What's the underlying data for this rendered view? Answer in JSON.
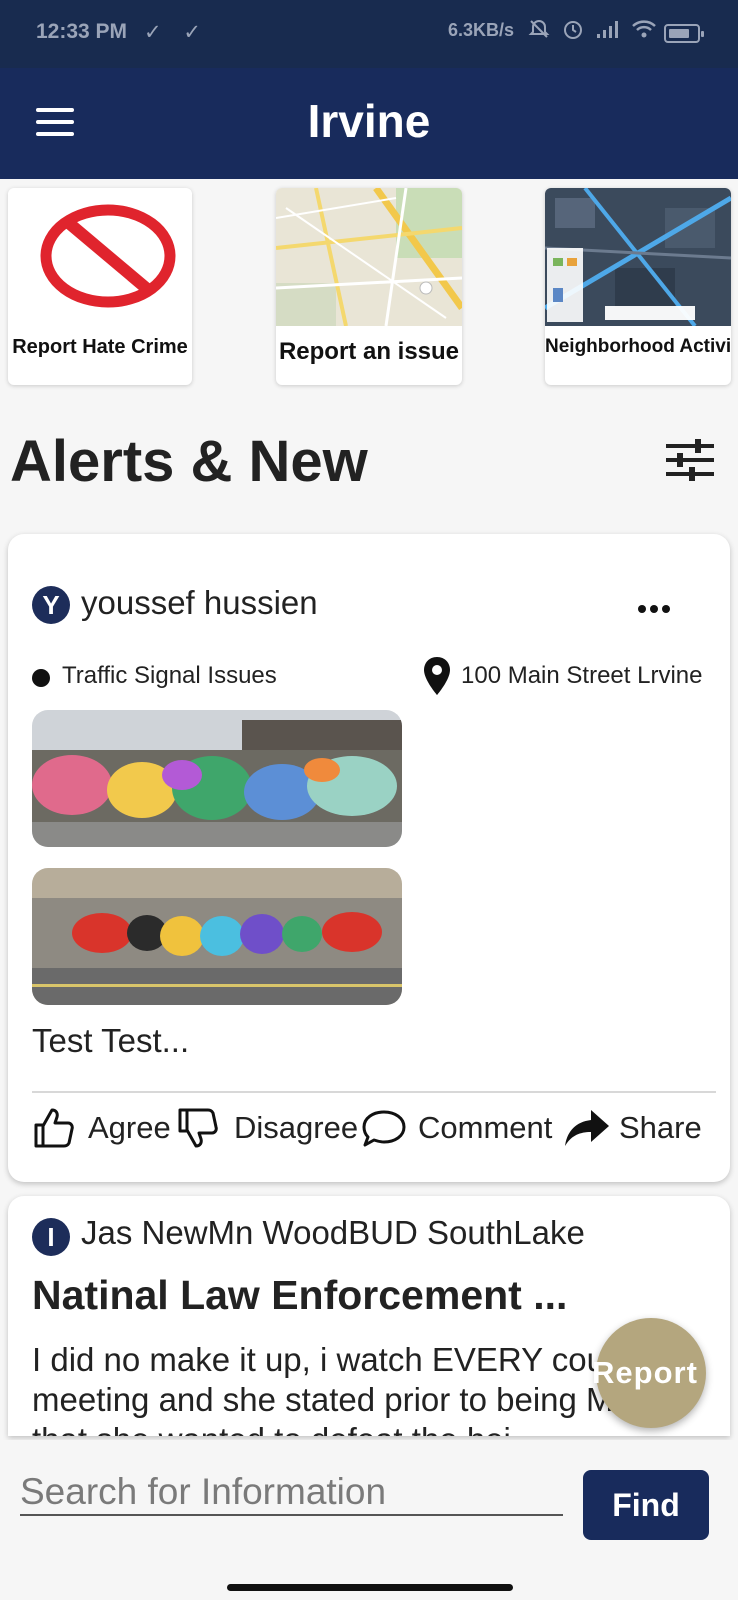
{
  "status_bar": {
    "time": "12:33 PM",
    "left_icons": "✓ ✓",
    "net_rate": "6.3KB/s",
    "right_icons": [
      "mute-icon",
      "alarm-icon",
      "signal-icon",
      "wifi-icon",
      "battery-icon"
    ]
  },
  "app_bar": {
    "title": "Irvine"
  },
  "quick_actions": [
    {
      "label": "Report Hate Crime",
      "icon": "no-entry-icon"
    },
    {
      "label": "Report an issue"
    },
    {
      "label": "Neighborhood Activity"
    }
  ],
  "section": {
    "title": "Alerts & New"
  },
  "posts": [
    {
      "avatar_letter": "Y",
      "author": "youssef hussien",
      "category": "Traffic Signal Issues",
      "location": "100 Main Street Lrvine",
      "body": "Test Test...",
      "actions": {
        "agree": "Agree",
        "disagree": "Disagree",
        "comment": "Comment",
        "share": "Share"
      }
    },
    {
      "avatar_letter": "I",
      "author": "Jas NewMn WoodBUD SouthLake",
      "headline": "Natinal Law Enforcement ...",
      "excerpt": "I did no make it up, i watch EVERY council meeting and she stated prior to being Mayor that she wanted to defeat the hei"
    }
  ],
  "fab": {
    "label": "Report"
  },
  "search": {
    "placeholder": "Search for Information",
    "value": "",
    "button": "Find"
  },
  "colors": {
    "primary": "#182b5c",
    "status_bar": "#182b4f",
    "fab": "#b4a67e",
    "no_entry": "#e0242d"
  }
}
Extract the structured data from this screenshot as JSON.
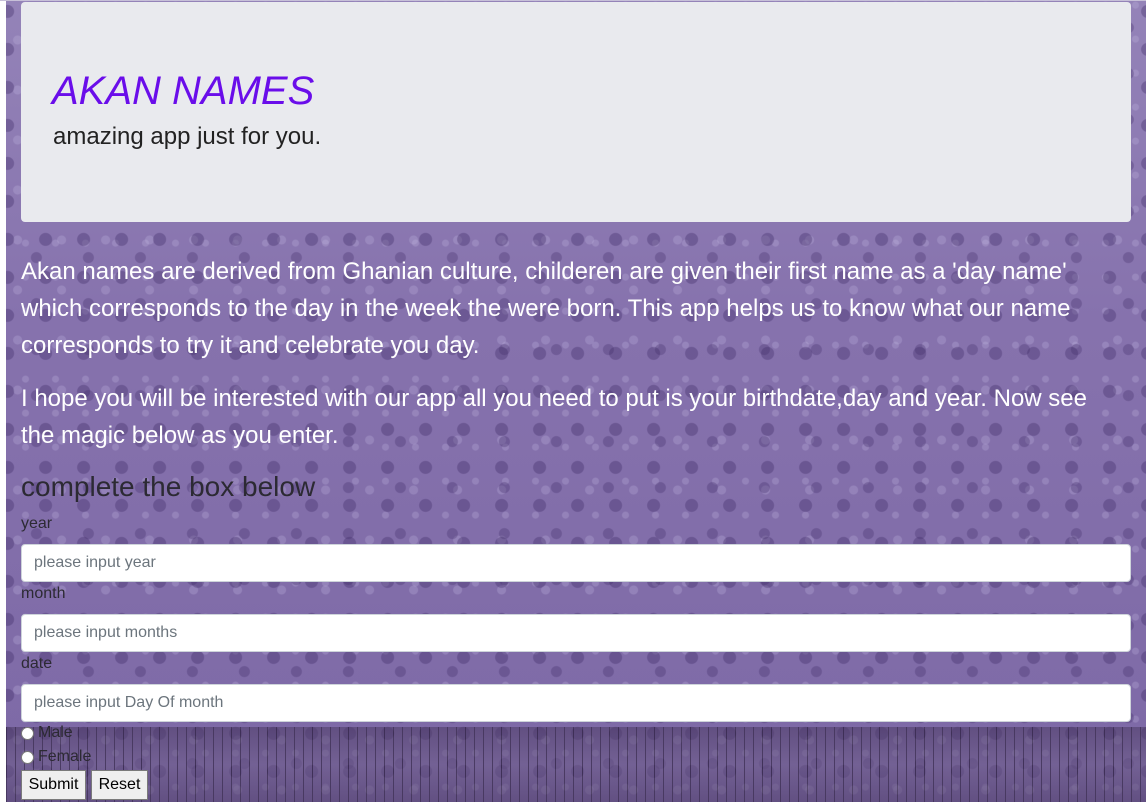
{
  "header": {
    "title": "AKAN NAMES",
    "subtitle": "amazing app just for you."
  },
  "intro": {
    "paragraph_1": "Akan names are derived from Ghanian culture, childeren are given their first name as a 'day name' which corresponds to the day in the week the were born. This app helps us to know what our name corresponds to try it and celebrate you day.",
    "paragraph_2": "I hope you will be interested with our app all you need to put is your birthdate,day and year. Now see the magic below as you enter."
  },
  "form": {
    "heading": "complete the box below",
    "year": {
      "label": "year",
      "placeholder": "please input year",
      "value": ""
    },
    "month": {
      "label": "month",
      "placeholder": "please input months",
      "value": ""
    },
    "date": {
      "label": "date",
      "placeholder": "please input Day Of month",
      "value": ""
    },
    "gender": {
      "options": [
        "Male",
        "Female"
      ],
      "selected": null
    },
    "submit_label": "Submit",
    "reset_label": "Reset"
  },
  "colors": {
    "title": "#6a0dea",
    "jumbotron_bg": "#e9eaee",
    "page_bg": "#8a76ad"
  }
}
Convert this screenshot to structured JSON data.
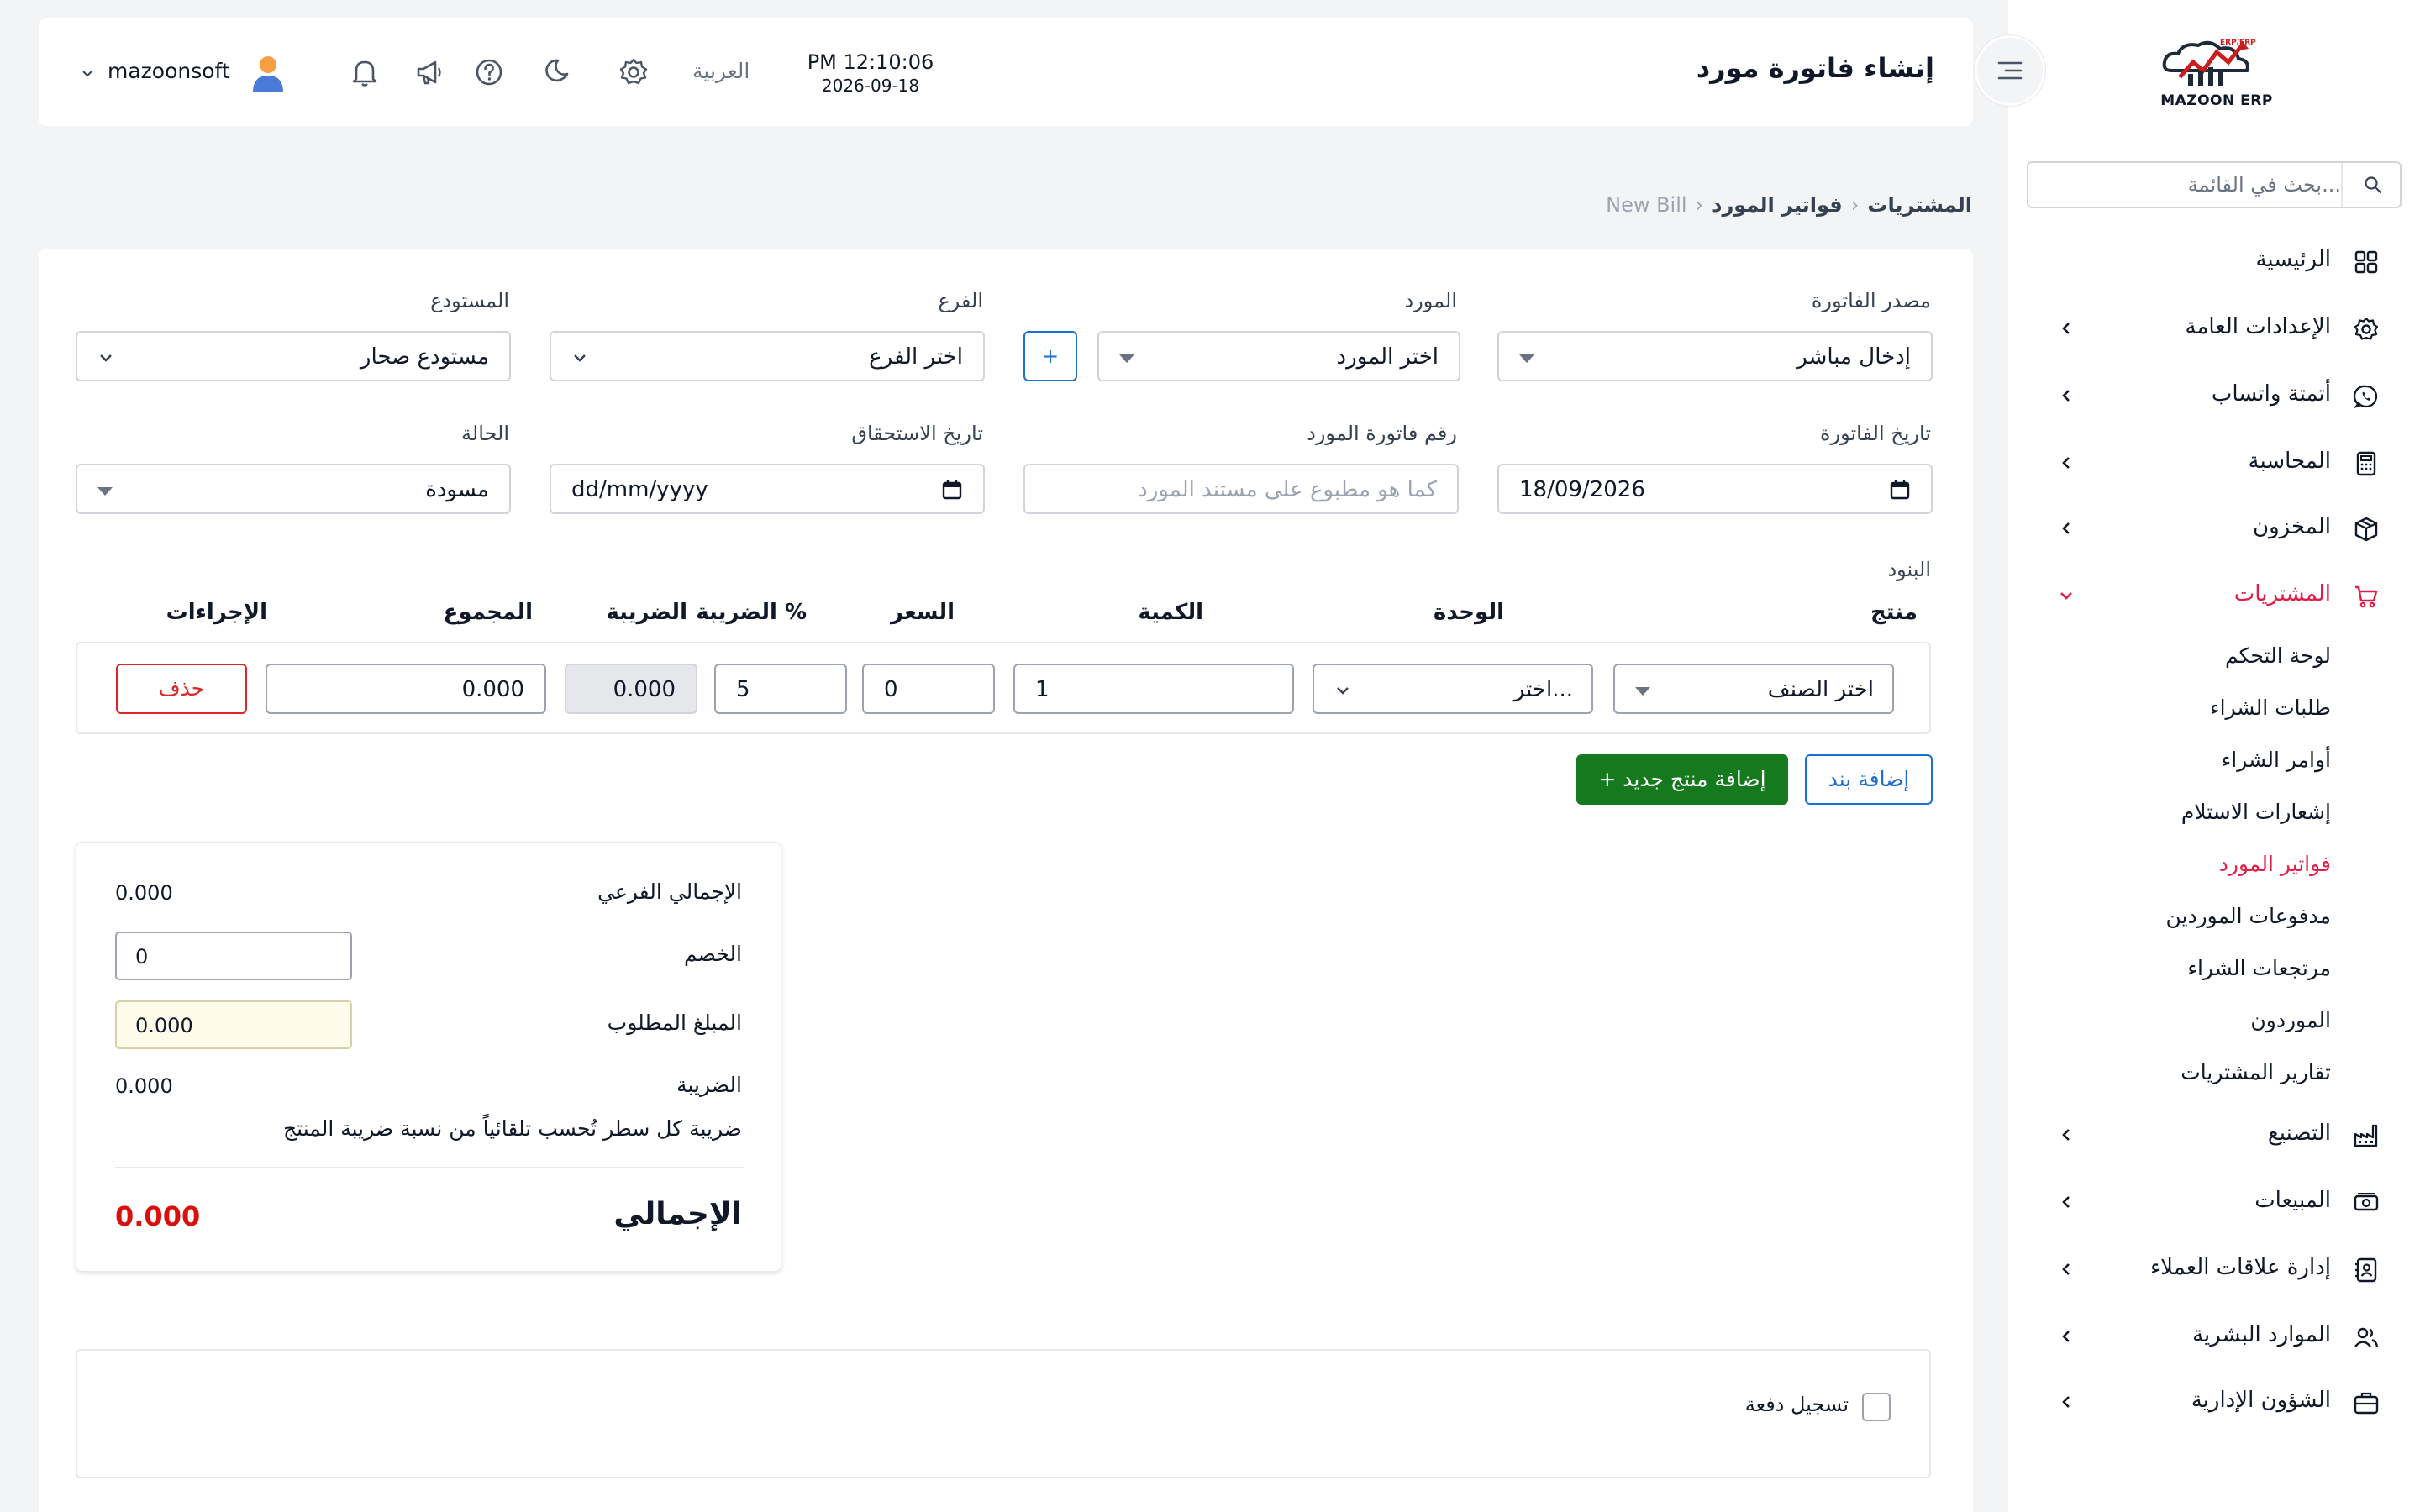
{
  "brand": {
    "name": "MAZOON ERP",
    "tagline": "ERP/ERP"
  },
  "sidebar": {
    "search_placeholder": "بحث في القائمة...",
    "items": [
      {
        "label": "الرئيسية",
        "icon": "grid-icon"
      },
      {
        "label": "الإعدادات العامة",
        "icon": "gear-icon"
      },
      {
        "label": "أتمتة واتساب",
        "icon": "whatsapp-icon"
      },
      {
        "label": "المحاسبة",
        "icon": "calculator-icon"
      },
      {
        "label": "المخزون",
        "icon": "box-icon"
      },
      {
        "label": "المشتريات",
        "icon": "cart-icon"
      },
      {
        "label": "التصنيع",
        "icon": "factory-icon"
      },
      {
        "label": "المبيعات",
        "icon": "cash-icon"
      },
      {
        "label": "إدارة علاقات العملاء",
        "icon": "contacts-icon"
      },
      {
        "label": "الموارد البشرية",
        "icon": "users-icon"
      },
      {
        "label": "الشؤون الإدارية",
        "icon": "briefcase-icon"
      }
    ],
    "purchases_sub": [
      "لوحة التحكم",
      "طلبات الشراء",
      "أوامر الشراء",
      "إشعارات الاستلام",
      "فواتير المورد",
      "مدفوعات الموردين",
      "مرتجعات الشراء",
      "الموردون",
      "تقارير المشتريات"
    ]
  },
  "header": {
    "title": "إنشاء فاتورة مورد",
    "time": "PM 12:10:06",
    "date": "2026-09-18",
    "language": "العربية",
    "username": "mazoonsoft"
  },
  "breadcrumb": {
    "root": "المشتريات",
    "section": "فواتير المورد",
    "current": "New Bill"
  },
  "form": {
    "source_label": "مصدر الفاتورة",
    "source_value": "إدخال مباشر",
    "supplier_label": "المورد",
    "supplier_value": "اختر المورد",
    "add_supplier": "+",
    "branch_label": "الفرع",
    "branch_value": "اختر الفرع",
    "warehouse_label": "المستودع",
    "warehouse_value": "مستودع صحار",
    "bill_date_label": "تاريخ الفاتورة",
    "bill_date_value": "18/09/2026",
    "supplier_bill_no_label": "رقم فاتورة المورد",
    "supplier_bill_no_placeholder": "كما هو مطبوع على مستند المورد",
    "due_date_label": "تاريخ الاستحقاق",
    "due_date_value": "dd/mm/yyyy",
    "status_label": "الحالة",
    "status_value": "مسودة"
  },
  "items": {
    "section_label": "البنود",
    "headers": {
      "product": "منتج",
      "unit": "الوحدة",
      "qty": "الكمية",
      "price": "السعر",
      "tax_pct": "الضريبة %",
      "tax": "الضريبة",
      "total": "المجموع",
      "actions": "الإجراءات"
    },
    "row": {
      "product": "اختر الصنف",
      "unit": "اختر...",
      "qty": "1",
      "price": "0",
      "tax_pct": "5",
      "tax": "0.000",
      "total": "0.000",
      "delete": "حذف"
    },
    "add_line": "إضافة بند",
    "add_product": "+ إضافة منتج جديد"
  },
  "totals": {
    "subtotal_label": "الإجمالي الفرعي",
    "subtotal_value": "0.000",
    "discount_label": "الخصم",
    "discount_value": "0",
    "amount_due_label": "المبلغ المطلوب",
    "amount_due_value": "0.000",
    "tax_label": "الضريبة",
    "tax_value": "0.000",
    "tax_note": "ضريبة كل سطر تُحسب تلقائياً من نسبة ضريبة المنتج",
    "grand_label": "الإجمالي",
    "grand_value": "0.000"
  },
  "payment": {
    "record_label": "تسجيل دفعة"
  },
  "colors": {
    "accent_red": "#e11d48",
    "blue": "#1d6fd1",
    "green": "#157a1e",
    "total_red": "#dc0f0f"
  }
}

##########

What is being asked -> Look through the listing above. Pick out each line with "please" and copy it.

Result for this task ->
      "placeholder": "please input year",
      "placeholder": "please input months",
      "placeholder": "please input Day Of month",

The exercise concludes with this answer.